* _EXERCISE OBJECTIVE_:
Should a picture appear anywhere in the data, omit it and copy everything else exactly.
···
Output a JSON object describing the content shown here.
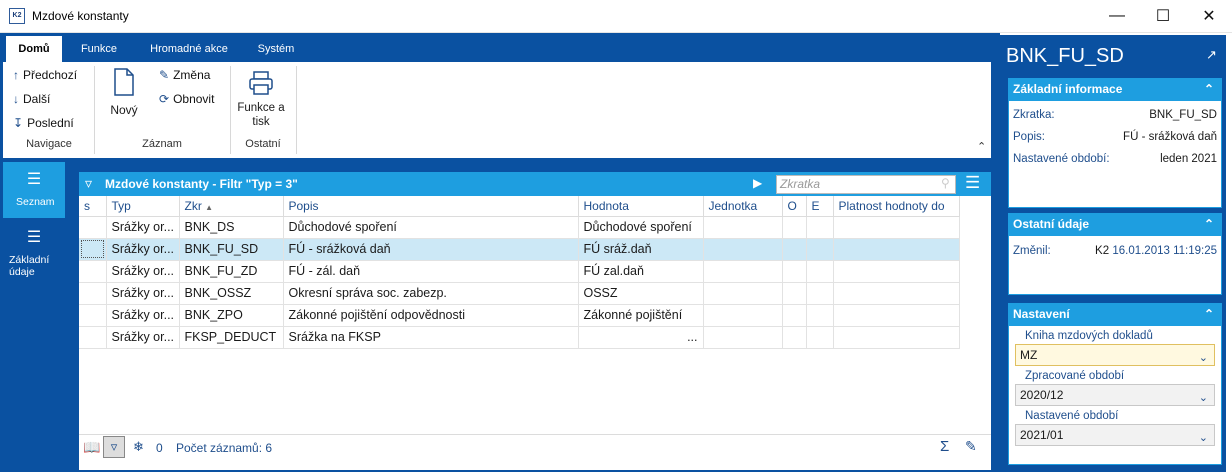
{
  "window": {
    "title": "Mzdové konstanty",
    "icon_text": "K2"
  },
  "ribbon": {
    "tabs": [
      "Domů",
      "Funkce",
      "Hromadné akce",
      "Systém"
    ],
    "navigace": {
      "prev": "Předchozí",
      "next": "Další",
      "last": "Poslední",
      "label": "Navigace"
    },
    "zaznam": {
      "new": "Nový",
      "edit": "Změna",
      "refresh": "Obnovit",
      "label": "Záznam"
    },
    "ostatni": {
      "print": "Funkce a tisk",
      "label": "Ostatní"
    }
  },
  "sidenav": {
    "items": [
      "Seznam",
      "Základní údaje"
    ]
  },
  "grid": {
    "title": "Mzdové konstanty - Filtr \"Typ = 3\"",
    "search_placeholder": "Zkratka",
    "columns": [
      "s",
      "Typ",
      "Zkr",
      "Popis",
      "Hodnota",
      "Jednotka",
      "O",
      "E",
      "Platnost hodnoty do"
    ],
    "rows": [
      {
        "typ": "Srážky or...",
        "zkr": "BNK_DS",
        "popis": "Důchodové spoření",
        "hodnota": "Důchodové spoření"
      },
      {
        "typ": "Srážky or...",
        "zkr": "BNK_FU_SD",
        "popis": "FÚ - srážková daň",
        "hodnota": "FÚ sráž.daň"
      },
      {
        "typ": "Srážky or...",
        "zkr": "BNK_FU_ZD",
        "popis": "FÚ - zál. daň",
        "hodnota": "FÚ zal.daň"
      },
      {
        "typ": "Srážky or...",
        "zkr": "BNK_OSSZ",
        "popis": "Okresní správa soc. zabezp.",
        "hodnota": "OSSZ"
      },
      {
        "typ": "Srážky or...",
        "zkr": "BNK_ZPO",
        "popis": "Zákonné pojištění odpovědnosti",
        "hodnota": "Zákonné pojištění"
      },
      {
        "typ": "Srážky or...",
        "zkr": "FKSP_DEDUCT",
        "popis": "Srážka na FKSP",
        "hodnota": "..."
      }
    ],
    "footer": {
      "count_label": "Počet záznamů: 6",
      "freeze_count": "0"
    }
  },
  "detail": {
    "title": "BNK_FU_SD",
    "basic": {
      "header": "Základní informace",
      "rows": [
        {
          "k": "Zkratka:",
          "v": "BNK_FU_SD"
        },
        {
          "k": "Popis:",
          "v": "FÚ - srážková daň"
        },
        {
          "k": "Nastavené období:",
          "v": "leden 2021"
        }
      ]
    },
    "other": {
      "header": "Ostatní údaje",
      "changed_label": "Změnil:",
      "changed_user": "K2",
      "changed_date": "16.01.2013 11:19:25"
    },
    "settings": {
      "header": "Nastavení",
      "book_label": "Kniha mzdových dokladů",
      "book_value": "MZ",
      "processed_label": "Zpracované období",
      "processed_value": "2020/12",
      "set_label": "Nastavené období",
      "set_value": "2021/01"
    }
  },
  "colors": {
    "brand": "#0a51a1",
    "accent": "#1e9ee0",
    "selected_row": "#cce8f6"
  }
}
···
* _RESPONSE AREA_:
Output a JSON object describing the content shown here.
{
  "window": {
    "title": "Mzdové konstanty",
    "icon_text": "K2"
  },
  "ribbon": {
    "tabs": [
      "Domů",
      "Funkce",
      "Hromadné akce",
      "Systém"
    ],
    "navigace": {
      "prev": "Předchozí",
      "next": "Další",
      "last": "Poslední",
      "label": "Navigace"
    },
    "zaznam": {
      "new": "Nový",
      "edit": "Změna",
      "refresh": "Obnovit",
      "label": "Záznam"
    },
    "ostatni": {
      "print": "Funkce a tisk",
      "label": "Ostatní"
    }
  },
  "sidenav": {
    "items": [
      "Seznam",
      "Základní údaje"
    ]
  },
  "grid": {
    "title": "Mzdové konstanty - Filtr \"Typ = 3\"",
    "search_placeholder": "Zkratka",
    "columns": [
      "s",
      "Typ",
      "Zkr",
      "Popis",
      "Hodnota",
      "Jednotka",
      "O",
      "E",
      "Platnost hodnoty do"
    ],
    "rows": [
      {
        "typ": "Srážky or...",
        "zkr": "BNK_DS",
        "popis": "Důchodové spoření",
        "hodnota": "Důchodové spoření"
      },
      {
        "typ": "Srážky or...",
        "zkr": "BNK_FU_SD",
        "popis": "FÚ - srážková daň",
        "hodnota": "FÚ sráž.daň"
      },
      {
        "typ": "Srážky or...",
        "zkr": "BNK_FU_ZD",
        "popis": "FÚ - zál. daň",
        "hodnota": "FÚ zal.daň"
      },
      {
        "typ": "Srážky or...",
        "zkr": "BNK_OSSZ",
        "popis": "Okresní správa soc. zabezp.",
        "hodnota": "OSSZ"
      },
      {
        "typ": "Srážky or...",
        "zkr": "BNK_ZPO",
        "popis": "Zákonné pojištění odpovědnosti",
        "hodnota": "Zákonné pojištění"
      },
      {
        "typ": "Srážky or...",
        "zkr": "FKSP_DEDUCT",
        "popis": "Srážka na FKSP",
        "hodnota": "..."
      }
    ],
    "footer": {
      "count_label": "Počet záznamů: 6",
      "freeze_count": "0"
    }
  },
  "detail": {
    "title": "BNK_FU_SD",
    "basic": {
      "header": "Základní informace",
      "rows": [
        {
          "k": "Zkratka:",
          "v": "BNK_FU_SD"
        },
        {
          "k": "Popis:",
          "v": "FÚ - srážková daň"
        },
        {
          "k": "Nastavené období:",
          "v": "leden 2021"
        }
      ]
    },
    "other": {
      "header": "Ostatní údaje",
      "changed_label": "Změnil:",
      "changed_user": "K2",
      "changed_date": "16.01.2013 11:19:25"
    },
    "settings": {
      "header": "Nastavení",
      "book_label": "Kniha mzdových dokladů",
      "book_value": "MZ",
      "processed_label": "Zpracované období",
      "processed_value": "2020/12",
      "set_label": "Nastavené období",
      "set_value": "2021/01"
    }
  },
  "colors": {
    "brand": "#0a51a1",
    "accent": "#1e9ee0",
    "selected_row": "#cce8f6"
  }
}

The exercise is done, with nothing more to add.